That is just an example. The same principle could be applied elsewhere... such getting DirecTV over cable lines or cable TV over satellite. The point is, you should be able to choose your service based on what you want, not which pipe you happen to have running to your house.

Comment: Re:39/100 is the new passing grade. (Score 1) 174

It's not just about trying to prove someone wrong. But few people want to spend their energy on proving someone else to be correct, although that is arguably the best kind of science we can do.

And suppose you do try to prove them wrong, and fail to do so. What's in it for you?

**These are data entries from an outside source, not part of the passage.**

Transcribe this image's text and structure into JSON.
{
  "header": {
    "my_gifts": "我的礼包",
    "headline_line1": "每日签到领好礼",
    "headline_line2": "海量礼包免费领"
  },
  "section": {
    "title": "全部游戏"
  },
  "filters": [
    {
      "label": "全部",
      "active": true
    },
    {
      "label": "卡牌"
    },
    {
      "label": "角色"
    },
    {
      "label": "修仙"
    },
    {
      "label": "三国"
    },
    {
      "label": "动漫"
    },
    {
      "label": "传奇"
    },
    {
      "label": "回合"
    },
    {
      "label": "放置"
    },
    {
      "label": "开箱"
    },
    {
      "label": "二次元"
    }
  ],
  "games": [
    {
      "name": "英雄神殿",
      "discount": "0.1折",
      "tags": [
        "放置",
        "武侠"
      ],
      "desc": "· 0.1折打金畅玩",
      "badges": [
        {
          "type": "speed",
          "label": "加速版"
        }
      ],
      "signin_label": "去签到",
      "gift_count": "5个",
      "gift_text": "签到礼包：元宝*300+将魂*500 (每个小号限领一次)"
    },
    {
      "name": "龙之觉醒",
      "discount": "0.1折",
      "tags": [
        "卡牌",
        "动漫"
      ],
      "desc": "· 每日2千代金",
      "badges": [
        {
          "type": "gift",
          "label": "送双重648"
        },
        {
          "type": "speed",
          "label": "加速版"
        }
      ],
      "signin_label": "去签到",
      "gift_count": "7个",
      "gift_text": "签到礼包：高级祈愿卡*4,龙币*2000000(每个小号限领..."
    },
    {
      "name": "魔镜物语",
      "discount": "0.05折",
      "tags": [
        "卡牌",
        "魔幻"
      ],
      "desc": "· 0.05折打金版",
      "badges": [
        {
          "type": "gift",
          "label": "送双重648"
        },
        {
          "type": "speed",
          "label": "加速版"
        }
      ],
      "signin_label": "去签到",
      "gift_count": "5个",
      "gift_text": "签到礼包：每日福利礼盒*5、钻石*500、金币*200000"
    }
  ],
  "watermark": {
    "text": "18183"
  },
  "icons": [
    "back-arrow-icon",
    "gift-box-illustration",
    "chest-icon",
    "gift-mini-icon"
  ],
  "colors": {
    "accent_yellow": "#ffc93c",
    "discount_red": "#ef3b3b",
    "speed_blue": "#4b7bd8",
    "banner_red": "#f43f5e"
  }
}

Too few papers are submitted or published where the author's hypothesis is shown to be flawed.

Comment: Re:'Hidden city' explanation (Score 2) 126

by bondsbw (#49597833) Attached to: Judge Tosses United Airlines Lawsuit Over 'Hidden City' Tickets

This seems bit like Coca-Cola selling 20oz bottles for $1.50, 2 liter bottles for $0.99, and then getting mad when the customer pays for a 2 liter, drinks 20 oz, and throws the rest away.

Boo-freaking-hoo. Somebody is getting paid to set up these pricing schemes, and part of their job is to take into account the consequences of non-obvious cost structures.

Comment: Re:39/100 is the new passing grade. (Score 3, Insightful) 174

Many sciences, not just the ones you listed, have at least some problem with reproducibility. Verification isn't nearly as sexy as coming up with a new idea.

During my academic days, all the focus was on new work and literature reviews, but only one professor seemed to (defeatedly) care about verifying the results of other researchers. That doesn't get the funding.

Comment: Re:MORE BLOAT! (Score 3, Insightful) 81

Not sure about the desktop side of things, but Microsoft is building a Windows "Nano Server" edition that is about as slim as it can get. The way I understand, their goal is to release this version with only a PowerShell remote interface and the ability to host ASP.NET, but eventually they'll allow the user to layer on additional optional components to build a system with more features.

I'd love if they did that for the desktop...

A debugged program is one for which you have not yet found the conditions that make it fail. -- Jerry Ogdin